10.4.6.3 Climate extremes and migration
In Asia, migration accounts for 64% of urban growth (Pelling, 2003). Total population, international migration and refugees in Asia and the Pacific region are currently estimated to be 3,307 million, 23 million, and 4.8 million, respectively (UN-HABITAT, 2004). Future climate change is expected to have considerable impacts on natural resource systems, and it is well-established that changes in the natural environment can affect human sustenance and livelihoods. This, in turn, can lead to instability and conflict, often followed by displacement of people and changes in occupancy and migration patterns (Barnett, 2003).
Climate-related disruptions of human populations and consequent migrations can be expected over the coming decades. Such climate-induced movements can have effects in source areas, along migration routes and in the receiving areas, often well beyond national borders. Periods when precipitation shortfalls coincide with adverse economic conditions for farmers (such as low crop prices) would be those most likely to lead to sudden spikes in rural-to-urban migration levels in China and India. Climatic changes in Pakistan and Bangladesh would likely exacerbate present environmental conditions that give rise to land degradation, shortfalls in food production, rural poverty and urban unrest. Circular migration patterns, such as those punctuated by shocks of migrants following extreme weather events, could be expected. Such changes would likely affect not only internal migration patterns, but also migration movements to other western countries.
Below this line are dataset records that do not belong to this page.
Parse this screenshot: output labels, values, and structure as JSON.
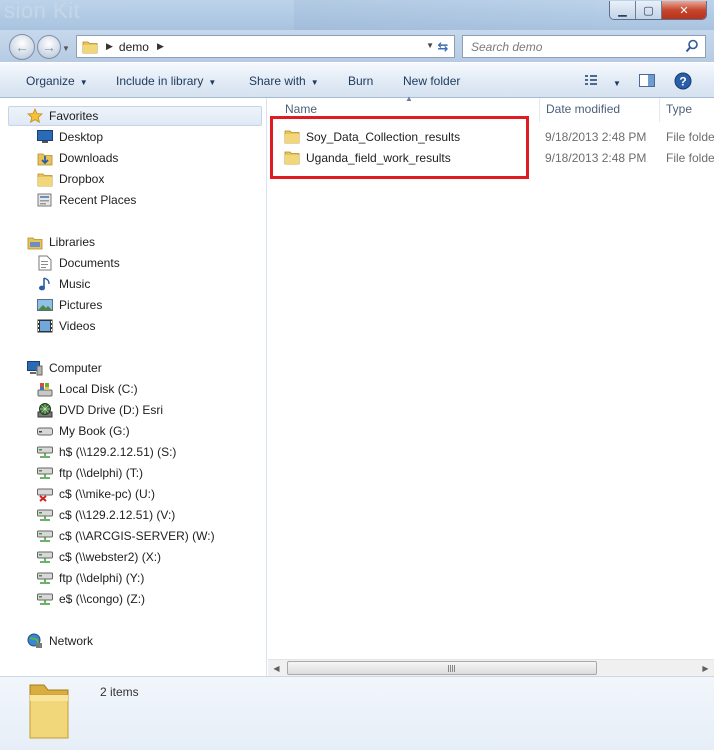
{
  "window": {
    "title_ghost": "sion Kit"
  },
  "address": {
    "path": [
      "demo"
    ],
    "search_placeholder": "Search demo"
  },
  "toolbar": {
    "organize": "Organize",
    "include_in_library": "Include in library",
    "share_with": "Share with",
    "burn": "Burn",
    "new_folder": "New folder"
  },
  "nav": {
    "favorites": "Favorites",
    "desktop": "Desktop",
    "downloads": "Downloads",
    "dropbox": "Dropbox",
    "recent_places": "Recent Places",
    "libraries": "Libraries",
    "documents": "Documents",
    "music": "Music",
    "pictures": "Pictures",
    "videos": "Videos",
    "computer": "Computer",
    "drives": [
      "Local Disk (C:)",
      "DVD Drive (D:) Esri",
      "My Book (G:)",
      "h$ (\\\\129.2.12.51) (S:)",
      "ftp (\\\\delphi) (T:)",
      "c$ (\\\\mike-pc) (U:)",
      "c$ (\\\\129.2.12.51) (V:)",
      "c$ (\\\\ARCGIS-SERVER) (W:)",
      "c$ (\\\\webster2) (X:)",
      "ftp (\\\\delphi) (Y:)",
      "e$ (\\\\congo) (Z:)"
    ],
    "network": "Network"
  },
  "columns": {
    "name": "Name",
    "date_modified": "Date modified",
    "type": "Type"
  },
  "files": [
    {
      "name": "Soy_Data_Collection_results",
      "date": "9/18/2013 2:48 PM",
      "type": "File folder"
    },
    {
      "name": "Uganda_field_work_results",
      "date": "9/18/2013 2:48 PM",
      "type": "File folder"
    }
  ],
  "details": {
    "item_count": "2 items"
  },
  "colors": {
    "highlight": "#e01b22",
    "folder": "#e8c458"
  }
}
Food can be produced on currently cultivated land if sustainable management and adequate inputs are applied. Attaining this situation would also require substantial improvements of socio-economic conditions of farmers in most Asian countries to enable access to inputs and technology. Land degradation, if continued unchecked, may further exacerbate land scarcities in some countries of Asia. Concerns for the environment as well as socio-economic considerations may infringe upon the current agricultural resource base and prevent land and water resources from being developed for agriculture (Tao et al., 2003b). The production losses due to climate change may drastically increase the number of undernourished in several developing countries in Asia, severely hindering progress against poverty and food insecurity (Wang et al., 2006).